In addition, no-fly zones may be created to protect people on the ground from potential hazards posed by UAS operations. In some cases, these no-fly zones may be enforced by law enforcement officers or other authorities. In summary, no-fly zones are areas where UAS operations are restricted or prohibited in order to protect public safety and security, and to limit intrusive photography or data collection. These zones are typically established by government agencies, airports, universities, or other organizations.

Types of No-Fly Zones

No-fly zones for unmanned aircraft systems (UAS) are areas where UAS operations are prohibited or restricted due to safety, security, or privacy considerations. There are two types of no-fly zones: FAA-created and non-FAA created.

FAA-created no-fly zones are those established by the Federal Aviation Administration (FAA). These are typically large areas located near airports, military bases, and other sensitive locations. Examples include the Washington DC Flight Restricted Zone, which covers a 30-mile radius around Ronald Reagan National Airport, and the Grand Canyon Special Flight Rules Area, which covers a large portion of Arizona. Non-FAA created no-fly zones are those created by other organizations, such as local governments or private organizations.
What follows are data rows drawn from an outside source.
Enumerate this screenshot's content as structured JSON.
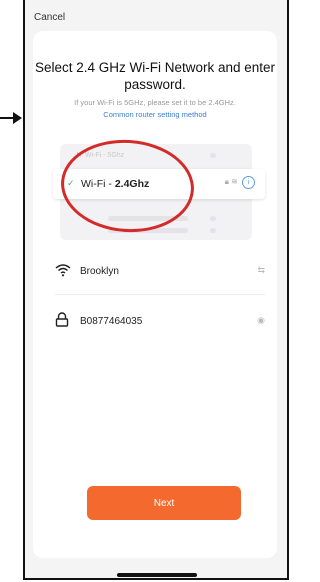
{
  "header": {
    "cancel_label": "Cancel"
  },
  "main": {
    "title": "Select 2.4 GHz Wi-Fi Network and enter password.",
    "subtitle": "If your Wi-Fi is 5GHz, please set it to be 2.4GHz.",
    "link_label": "Common router setting method",
    "illustration": {
      "bad_network": {
        "prefix": "Wi-Fi - ",
        "band": "5Ghz",
        "status_icon": "x-icon"
      },
      "good_network": {
        "prefix": "Wi-Fi - ",
        "band": "2.4Ghz",
        "status_icon": "check-icon"
      }
    },
    "network": {
      "ssid": "Brooklyn",
      "icon": "wifi-icon",
      "action_icon": "switch-network-icon"
    },
    "password": {
      "value": "B0877464035",
      "icon": "lock-icon",
      "action_icon": "eye-icon"
    },
    "next_label": "Next"
  },
  "colors": {
    "accent": "#f46a2e",
    "link": "#3a7fd5",
    "annotation": "#d32a2a",
    "check": "#4db06a",
    "error": "#e86a6a"
  }
}
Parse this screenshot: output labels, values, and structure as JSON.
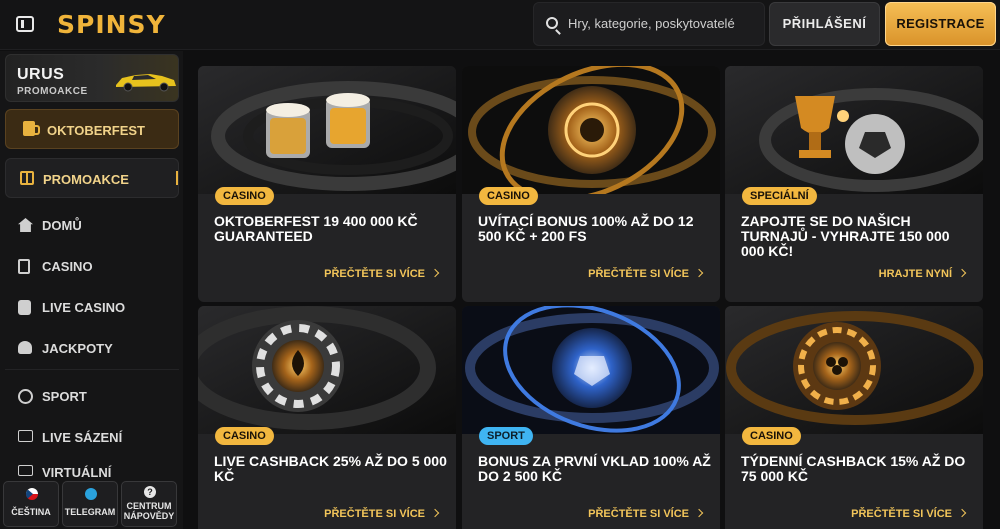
{
  "header": {
    "logo": "SPINSY",
    "search_placeholder": "Hry, kategorie, poskytovatelé",
    "login_label": "PŘIHLÁŠENÍ",
    "register_label": "REGISTRACE"
  },
  "sidebar": {
    "promo_banner": {
      "title": "URUS",
      "subtitle": "PROMOAKCE"
    },
    "featured": {
      "label": "OKTOBERFEST",
      "icon": "beer-mug-icon"
    },
    "active": {
      "label": "PROMOAKCE",
      "icon": "gift-icon"
    },
    "items": [
      {
        "label": "DOMŮ",
        "icon": "home-icon"
      },
      {
        "label": "CASINO",
        "icon": "slot-icon"
      },
      {
        "label": "LIVE CASINO",
        "icon": "live-casino-icon"
      },
      {
        "label": "JACKPOTY",
        "icon": "clover-icon"
      },
      {
        "label": "SPORT",
        "icon": "soccer-ball-icon"
      },
      {
        "label": "LIVE SÁZENÍ",
        "icon": "live-bet-icon"
      },
      {
        "label": "VIRTUÁLNÍ",
        "icon": "virtual-icon"
      }
    ],
    "footer_buttons": [
      {
        "label": "ČEŠTINA",
        "icon": "czech-flag-icon"
      },
      {
        "label": "TELEGRAM",
        "icon": "telegram-icon"
      },
      {
        "label": "CENTRUM NÁPOVĚDY",
        "icon": "help-icon"
      }
    ]
  },
  "cards": [
    {
      "badge": "CASINO",
      "title": "OKTOBERFEST 19 400 000 KČ GUARANTEED",
      "link": "PŘEČTĚTE SI VÍCE"
    },
    {
      "badge": "CASINO",
      "title": "UVÍTACÍ BONUS 100% AŽ DO 12 500 KČ + 200 FS",
      "link": "PŘEČTĚTE SI VÍCE"
    },
    {
      "badge": "SPECIÁLNÍ",
      "title": "ZAPOJTE SE DO NAŠICH TURNAJŮ - VYHRAJTE 150 000 000 KČ!",
      "link": "HRAJTE NYNÍ"
    },
    {
      "badge": "CASINO",
      "title": "LIVE CASHBACK 25% AŽ DO 5 000 KČ",
      "link": "PŘEČTĚTE SI VÍCE"
    },
    {
      "badge": "SPORT",
      "title": "BONUS ZA PRVNÍ VKLAD 100% AŽ DO 2 500 KČ",
      "link": "PŘEČTĚTE SI VÍCE"
    },
    {
      "badge": "CASINO",
      "title": "TÝDENNÍ CASHBACK 15% AŽ DO 75 000 KČ",
      "link": "PŘEČTĚTE SI VÍCE"
    }
  ],
  "colors": {
    "accent": "#f2b73f",
    "sport_badge": "#3fb4f2",
    "background": "#0f0f10",
    "card": "#232325"
  }
}
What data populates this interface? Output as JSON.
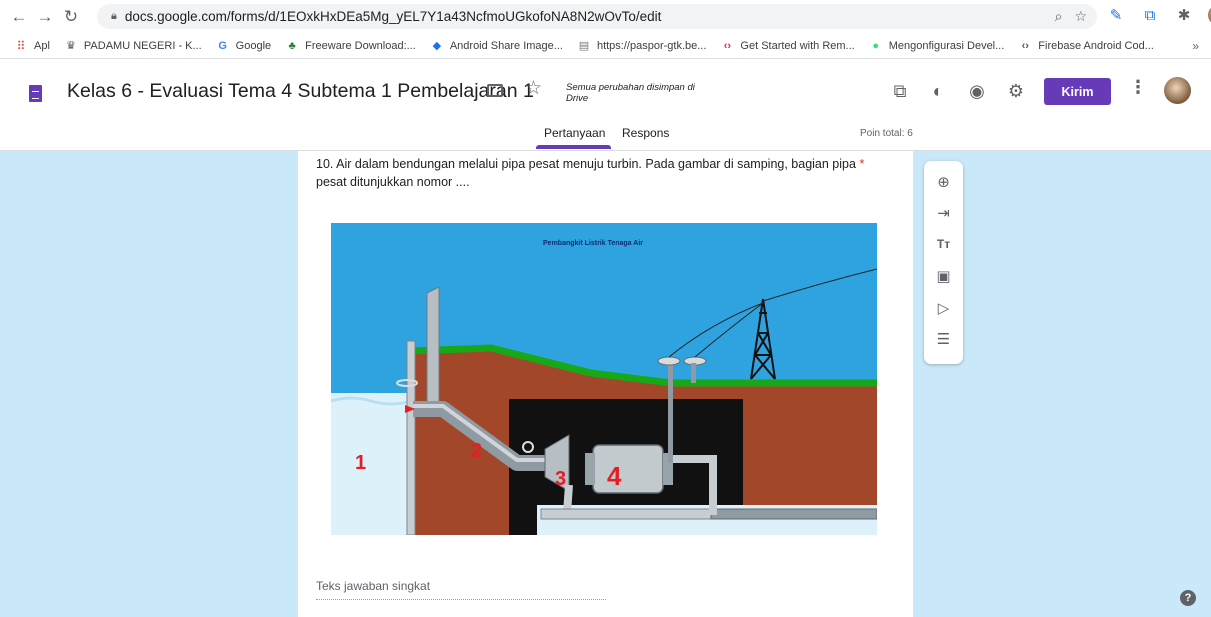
{
  "browser": {
    "url": "docs.google.com/forms/d/1EOxkHxDEa5Mg_yEL7Y1a43NcfmoUGkofoNA8N2wOvTo/edit",
    "bookmarks": [
      {
        "label": "Apl",
        "icon": "apps-grid-icon"
      },
      {
        "label": "PADAMU NEGERI - K...",
        "icon": "emblem-icon"
      },
      {
        "label": "Google",
        "icon": "google-icon"
      },
      {
        "label": "Freeware Download:...",
        "icon": "palm-icon"
      },
      {
        "label": "Android Share Image...",
        "icon": "share-icon"
      },
      {
        "label": "https://paspor-gtk.be...",
        "icon": "page-icon"
      },
      {
        "label": "Get Started with Rem...",
        "icon": "code-icon"
      },
      {
        "label": "Mengonfigurasi Devel...",
        "icon": "android-icon"
      },
      {
        "label": "Firebase Android Cod...",
        "icon": "code-icon"
      }
    ],
    "more": "»"
  },
  "header": {
    "title": "Kelas 6 - Evaluasi Tema 4 Subtema 1 Pembelajaran 1",
    "saved_status": "Semua perubahan disimpan di Drive",
    "send_label": "Kirim",
    "tabs": [
      {
        "label": "Pertanyaan",
        "active": true
      },
      {
        "label": "Respons",
        "active": false
      }
    ],
    "points": "Poin total: 6"
  },
  "question": {
    "text": "10. Air dalam bendungan melalui pipa pesat menuju turbin. Pada gambar di samping, bagian pipa",
    "text_cont": "pesat ditunjukkan nomor ....",
    "required_mark": "*",
    "answer_placeholder": "Teks jawaban singkat"
  },
  "figure": {
    "caption": "Pembangkit Listrik Tenaga Air",
    "labels": [
      "1",
      "2",
      "3",
      "4"
    ],
    "colors": {
      "sky": "#2fa3df",
      "earth": "#a3472a",
      "grass": "#17a817",
      "cavern": "#111111",
      "water": "#ddf1fb",
      "pipe": "#8f9aa3"
    }
  },
  "theme": {
    "accent": "#673ab7",
    "background": "#c9e8fa"
  }
}
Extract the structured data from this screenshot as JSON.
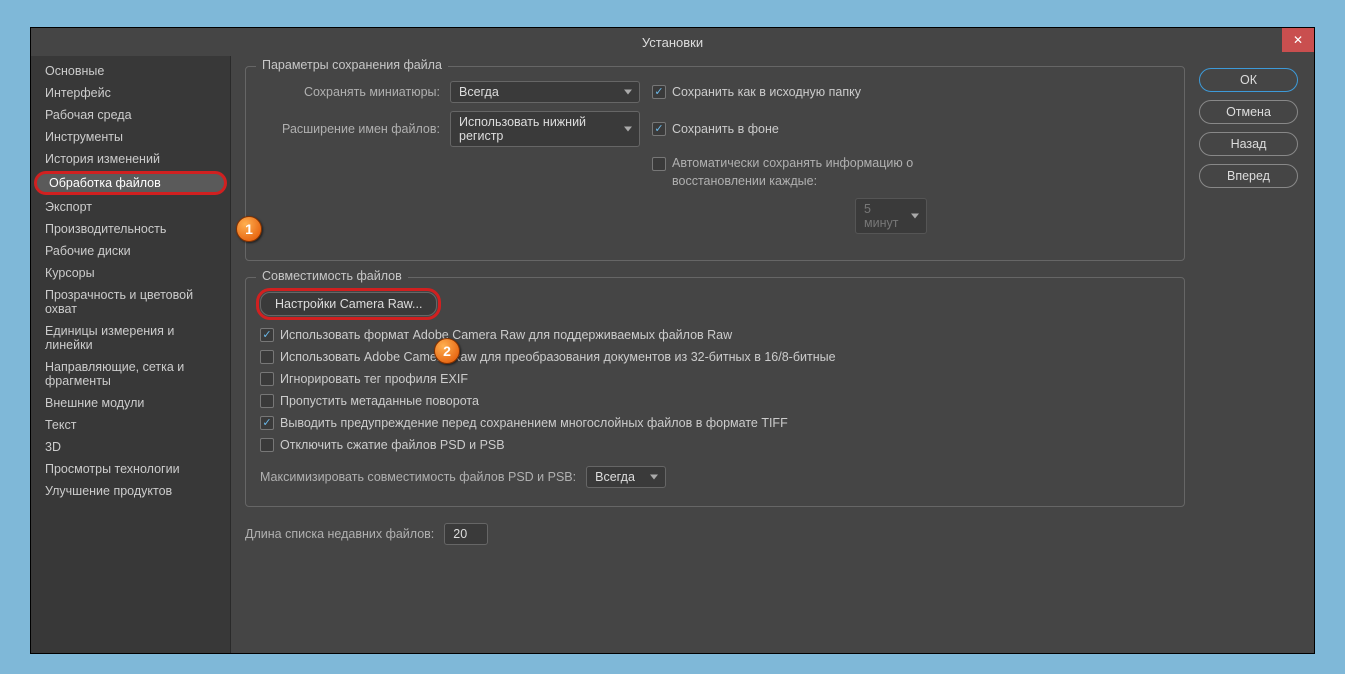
{
  "window": {
    "title": "Установки"
  },
  "sidebar": {
    "items": [
      {
        "label": "Основные"
      },
      {
        "label": "Интерфейс"
      },
      {
        "label": "Рабочая среда"
      },
      {
        "label": "Инструменты"
      },
      {
        "label": "История изменений"
      },
      {
        "label": "Обработка файлов",
        "active": true,
        "badge": "1"
      },
      {
        "label": "Экспорт"
      },
      {
        "label": "Производительность"
      },
      {
        "label": "Рабочие диски"
      },
      {
        "label": "Курсоры"
      },
      {
        "label": "Прозрачность и цветовой охват"
      },
      {
        "label": "Единицы измерения и линейки"
      },
      {
        "label": "Направляющие, сетка и фрагменты"
      },
      {
        "label": "Внешние модули"
      },
      {
        "label": "Текст"
      },
      {
        "label": "3D"
      },
      {
        "label": "Просмотры технологии"
      },
      {
        "label": "Улучшение продуктов"
      }
    ]
  },
  "actions": {
    "ok": "ОК",
    "cancel": "Отмена",
    "back": "Назад",
    "forward": "Вперед"
  },
  "fileSave": {
    "legend": "Параметры сохранения файла",
    "thumbLabel": "Сохранять миниатюры:",
    "thumbValue": "Всегда",
    "extLabel": "Расширение имен файлов:",
    "extValue": "Использовать нижний регистр",
    "saveOriginal": "Сохранить как в исходную папку",
    "saveBackground": "Сохранить в фоне",
    "autoRecover": "Автоматически сохранять информацию о восстановлении каждые:",
    "autoRecoverInterval": "5 минут"
  },
  "compat": {
    "legend": "Совместимость файлов",
    "cameraRawBtn": "Настройки Camera Raw...",
    "cameraRawBadge": "2",
    "useAdobeRaw": "Использовать формат Adobe Camera Raw для поддерживаемых файлов Raw",
    "useAdobeRaw32": "Использовать Adobe Camera Raw для преобразования документов из 32-битных в 16/8-битные",
    "ignoreExif": "Игнорировать тег профиля EXIF",
    "skipRotation": "Пропустить метаданные поворота",
    "tiffWarn": "Выводить предупреждение перед сохранением многослойных файлов в формате TIFF",
    "disablePsdComp": "Отключить сжатие файлов PSD и PSB",
    "maxCompatLabel": "Максимизировать совместимость файлов PSD и PSB:",
    "maxCompatValue": "Всегда"
  },
  "recent": {
    "label": "Длина списка недавних файлов:",
    "value": "20"
  }
}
These zones can be smaller than FAA-created zones and may be based on local concerns. For example, some cities have established no-fly zones around public parks or schools to protect the privacy of citizens. Private organizations may also establish no-fly zones around their property if they have safety or security concerns. In addition to FAA and non-FAA created no-fly zones, there are also Temporary Flight Restrictions (TFRs).
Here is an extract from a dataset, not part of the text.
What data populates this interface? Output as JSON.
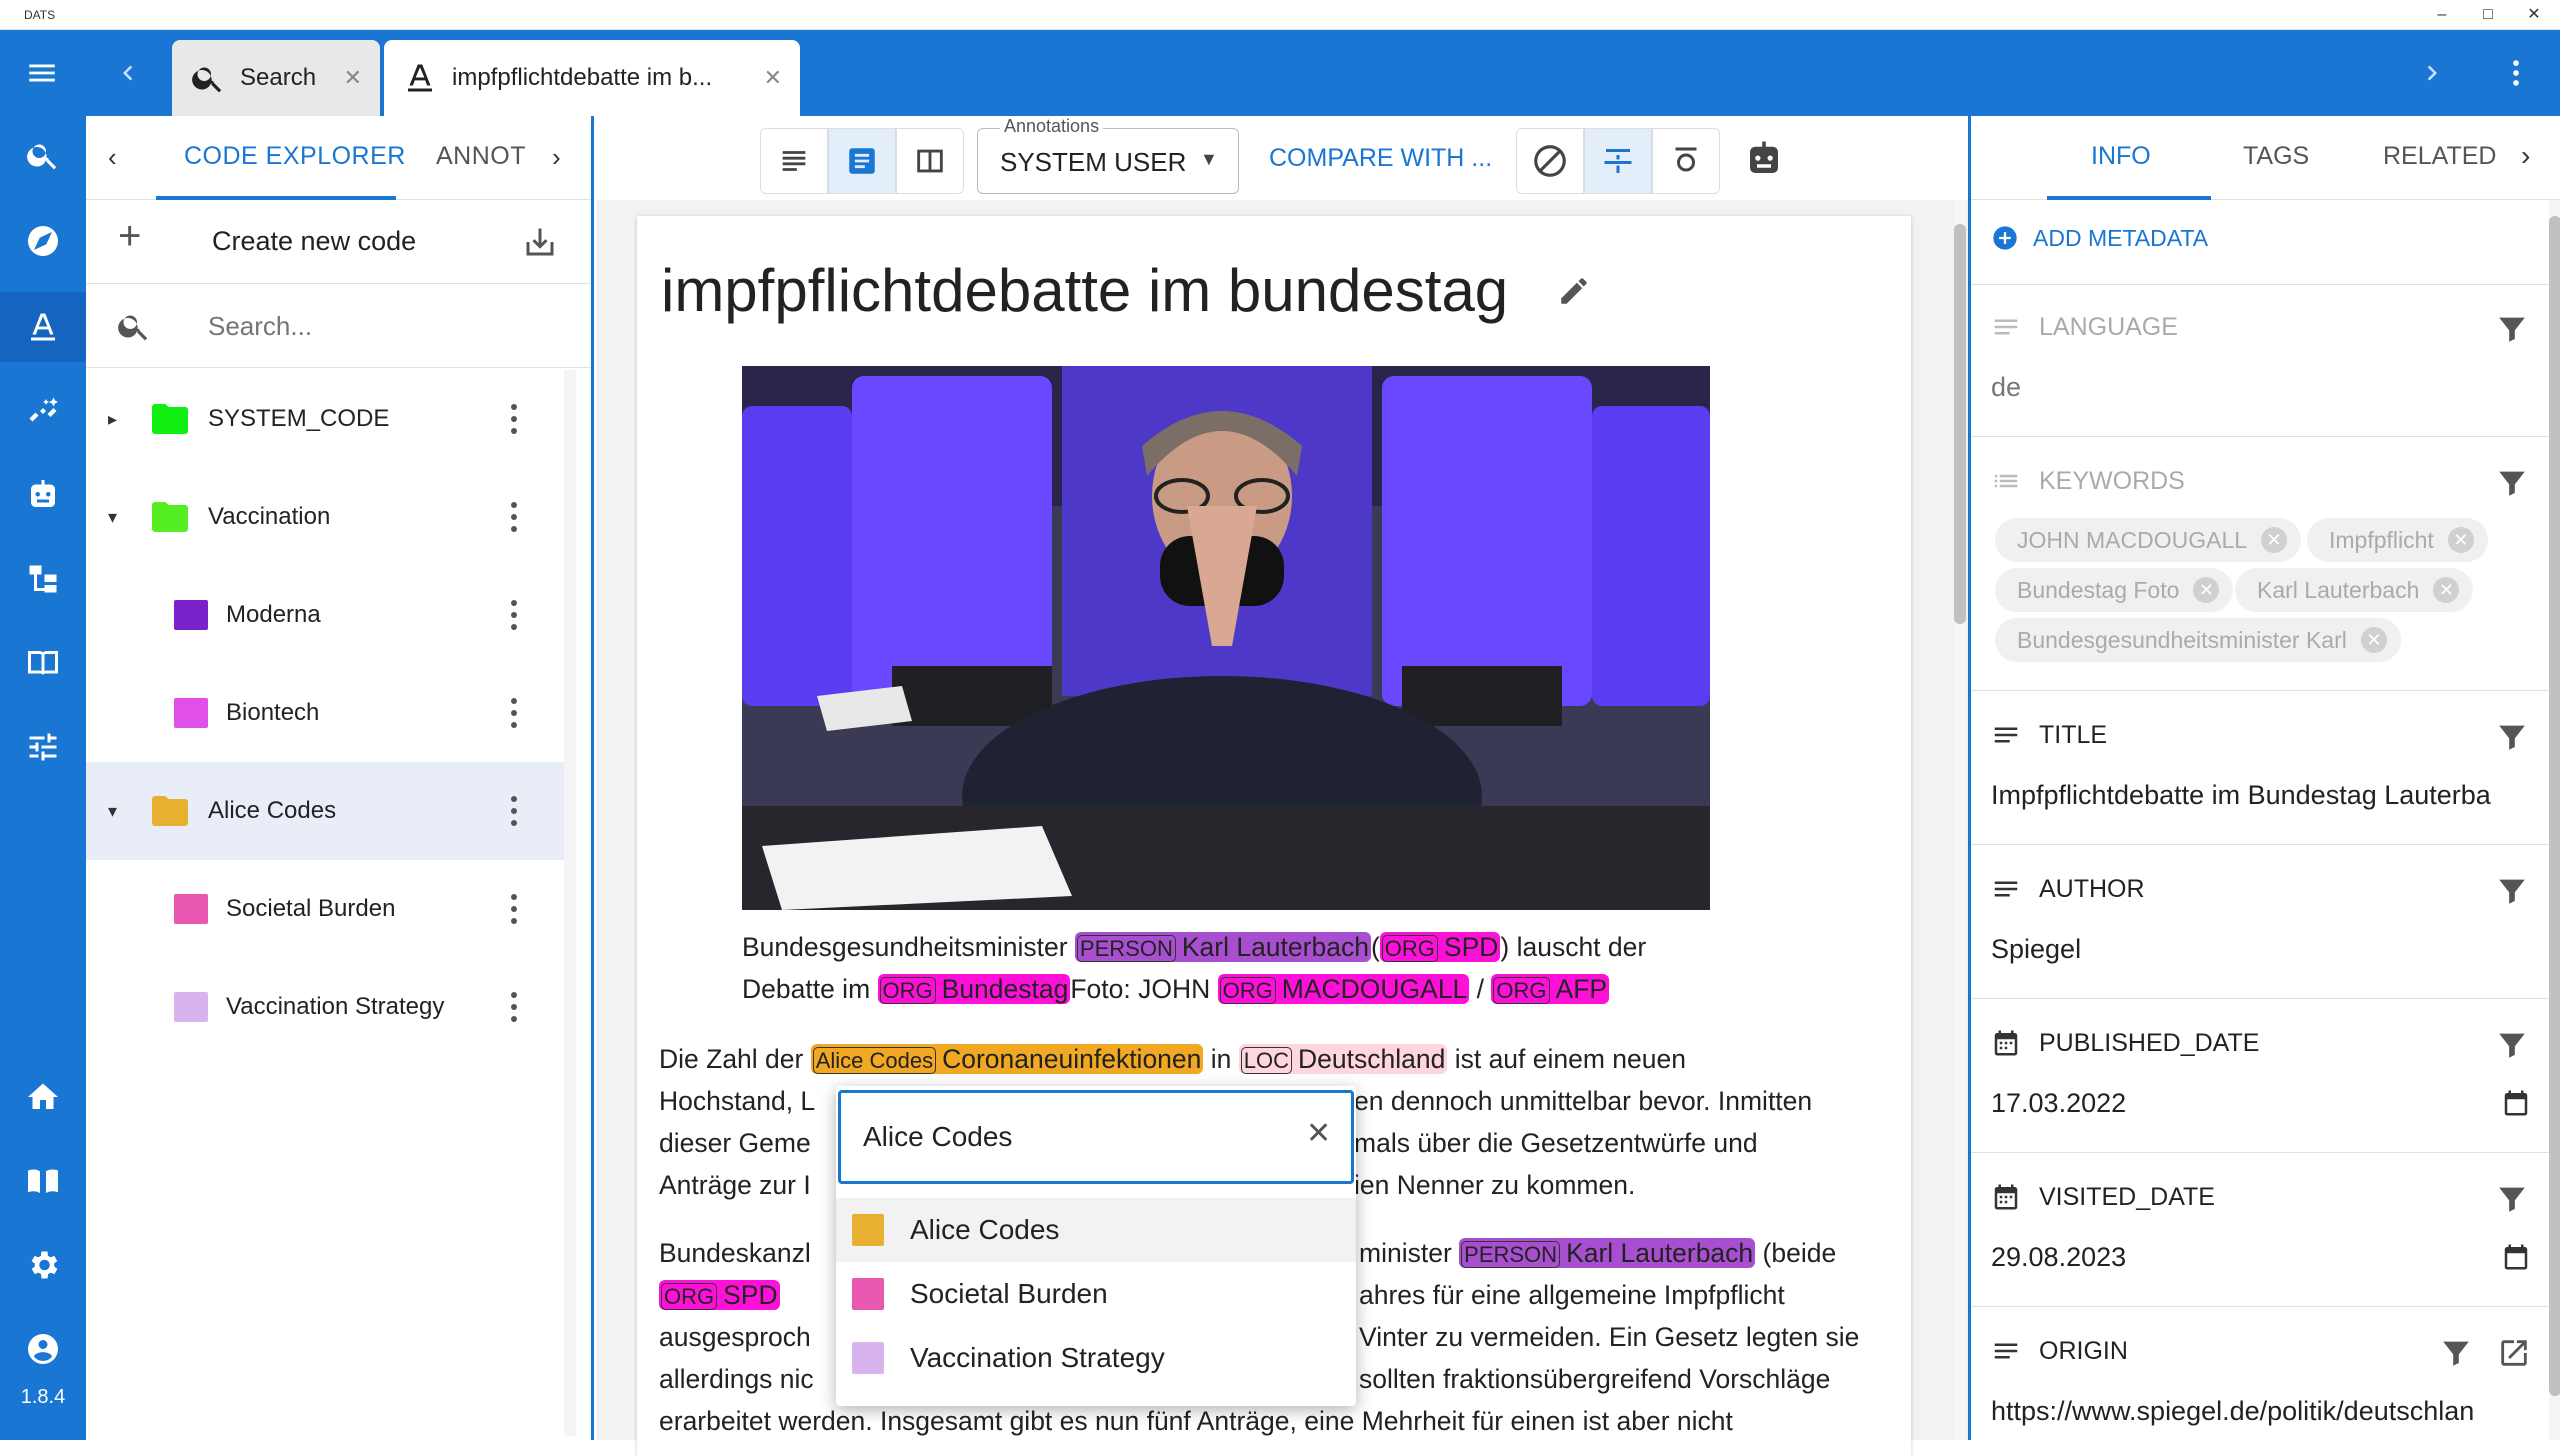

These are typically issued for short periods of time due to events such as natural disasters or large sporting events. The exact rules for each TFR vary depending on the location and situation, but they usually prohibit UAS operations in certain areas.

Enforcing No-Fly Zones

When it comes to UAS operations, no-fly zones are a critical part of keeping both people and property safe. It's important to know who is responsible for maintaining and enforcing these zones, as well as how pilots can identify them. The Federal Aviation Administration (FAA) is the primary organization responsible for enforcing no-fly zones.

They work with local and state governments to identify areas that should be off-limits for UAS operations. This includes areas around military bases, prisons, and nuclear power plants. Additionally, certain geographic features such as national parks or forests may have no-fly zones associated with them. Pilots must also be aware of Temporary Flight Restrictions (TFRs). These are no-fly zones that are imposed in response to emergency situations or events.

TFRs may be imposed in a certain area for a limited time, so it's important to check the FAA website or app regularly for any changes. The FAA also provides resources to help pilots identify no-fly zones. The B4UFLY app is a free mobile app that allows pilots to check the airspace around their location for any TFRs or other no-fly zones. Pilots can also use the FAA website's interactive map to view all active TFRs and other no-fly zones. Finally, many UAS manufacturers include no-fly zone information in the drones' software, allowing pilots to check their drone's current location for any prohibited areas. It is important for pilots to understand and comply with all no-fly zone regulations.

Failure to do so can result in fines or other penalties from the FAA. No-fly zones are an important regulatory consideration for unmanned aircraft systems (UAS) operators. These zones are designed to protect sensitive areas and important airspace, and they vary depending on the type of zone and the entity enforcing them. It is critical to understand no-fly zones and the penalties for violating them, as this can lead to serious repercussions. This article has provided an overview of no-fly zones, including what they are, the different types, how they are enforced, and the penalties for flying in them.

We encourage readers to research further if they have additional questions.